Carole Ann Fabian is the Director of the Avery Architectural and Fine Arts Library at Columbia University, one of the most comprehensive architecture and arts library collections in the world. As Avery Director, she oversees Avery's renowned research and rare book collections, architectural drawings and archives, and the Columbia University art collection. She is also responsible for the production, publication, and ongoing innovative development of the Avery Index to Architectural Periodicals – the leading indexing and abstracting publication for the discipline. Prior to joining Columbia University Libraries, she held positions at Artstor Digital Library, the University at Buffalo Libraries, Rochester Institute of Technology Archives, the Getty Research Institute, and the Getty Museum. Ms. Fabian has served as President of the Art Libraries Society of North America, and is a regular consultant to art and library organizations on matters related to art and architectural libraries and digital library development.
Deborah Kempe, Chief, Collections Management and Access, Frick Art Reference Library
Deborah Kempe is Chief of Collections Management and Access at The Frick Art Reference Library of The Frick Collection. Previous positions were at the Avery Architectural and Fine Arts Library at Columbia University and the libraries of New York University, the New-York Historical Society, and the University of Arkansas.
An active participant in international library consortia, she serves as a member of the advisory groups for Artifex Press, artlibraries.net, The Digital Cicognara Project, and the Getty Research Portal. She is a director of NYARC (New York Art Resources Consortium) and served as the Principal Investigator for a series of grants from the Andrew W. Mellon Foundation that were instrumental in building a pioneering web archiving program for born-digital art resources. She holds a BA with honors in Art History and a Masters in Library and Information Science from the University of Missouri.
Jon Mason, Director, Research and Archives, Pace Gallery
Jon Mason is the Director of Research and Archives at Pace Gallery in New York.
Samuel Sachs, President, Pollock-Krasner Foundation
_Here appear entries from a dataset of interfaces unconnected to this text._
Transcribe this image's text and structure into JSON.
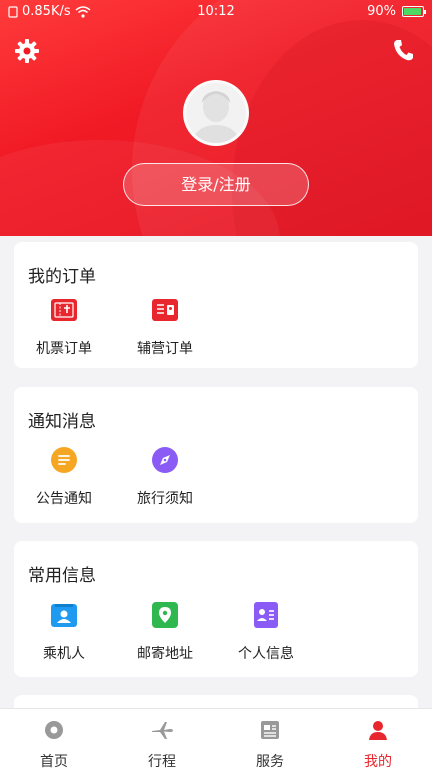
{
  "status_bar": {
    "speed": "0.85K/s",
    "time": "10:12",
    "battery": "90%"
  },
  "header": {
    "login_label": "登录/注册"
  },
  "orders": {
    "title": "我的订单",
    "items": [
      {
        "label": "机票订单",
        "icon": "ticket-icon",
        "color": "#e8262d"
      },
      {
        "label": "辅营订单",
        "icon": "ancillary-icon",
        "color": "#e8262d"
      }
    ]
  },
  "notices": {
    "title": "通知消息",
    "items": [
      {
        "label": "公告通知",
        "icon": "announcement-icon",
        "color": "#f5a623"
      },
      {
        "label": "旅行须知",
        "icon": "compass-icon",
        "color": "#8a5cf5"
      }
    ]
  },
  "common_info": {
    "title": "常用信息",
    "items": [
      {
        "label": "乘机人",
        "icon": "passenger-icon",
        "color": "#1e9bf0"
      },
      {
        "label": "邮寄地址",
        "icon": "location-icon",
        "color": "#2fb84f"
      },
      {
        "label": "个人信息",
        "icon": "profile-icon",
        "color": "#8a5cf5"
      }
    ]
  },
  "tabbar": {
    "items": [
      {
        "label": "首页",
        "icon": "home-icon"
      },
      {
        "label": "行程",
        "icon": "plane-icon"
      },
      {
        "label": "服务",
        "icon": "service-icon"
      },
      {
        "label": "我的",
        "icon": "user-icon"
      }
    ],
    "active_index": 3,
    "active_color": "#e8262d"
  }
}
Samuel Sachs II, a native New Yorker, is considered to be one of the half dozen outstanding professional Museum Directors in America. He was Director of The Frick Collection in New York City from 1997 to 2003, where he was widely admired for greatly improving an already much respected institution. He is the former Director of The Minneapolis Institute of Arts (1973-85), and then The Detroit Institute of Arts (1985-97). In both of these institutions he considerably extended their impact on their communities and significantly enriched their collections by gifts and purchase.
Mr. Sachs graduated from Harvard University, cum laude, and also received an M.A. from the Institute of Fine Arts at New York University; he has long been active in many other cultural and educational institutions, most notably in the museum field. He is a long-time member of the Association of Art Museum Directors, of which he is a past president. He also served as Chair of the Japan Society’s Exhibition Committee and was formerly both on the board and the Executive Committee of Japan Society. He is past Chairman of the Board of the Isamu Noguchi Foundation.
He is currently President of the Pollock-Krasner Foundation. Recognized nationally and internationally, he has twice been decorated by foreign monarchs (Sweden and Denmark) for his outstanding contributions to culture.
An author and scholar, he has taught at the University of Michigan as well as having been adjunct professor at Wayne State University (Michigan) and the University of Minnesota. Most recently (2007-08), he was Visiting Fellow at Oriel College, Oxford University.
He lives with his wife and family in New York.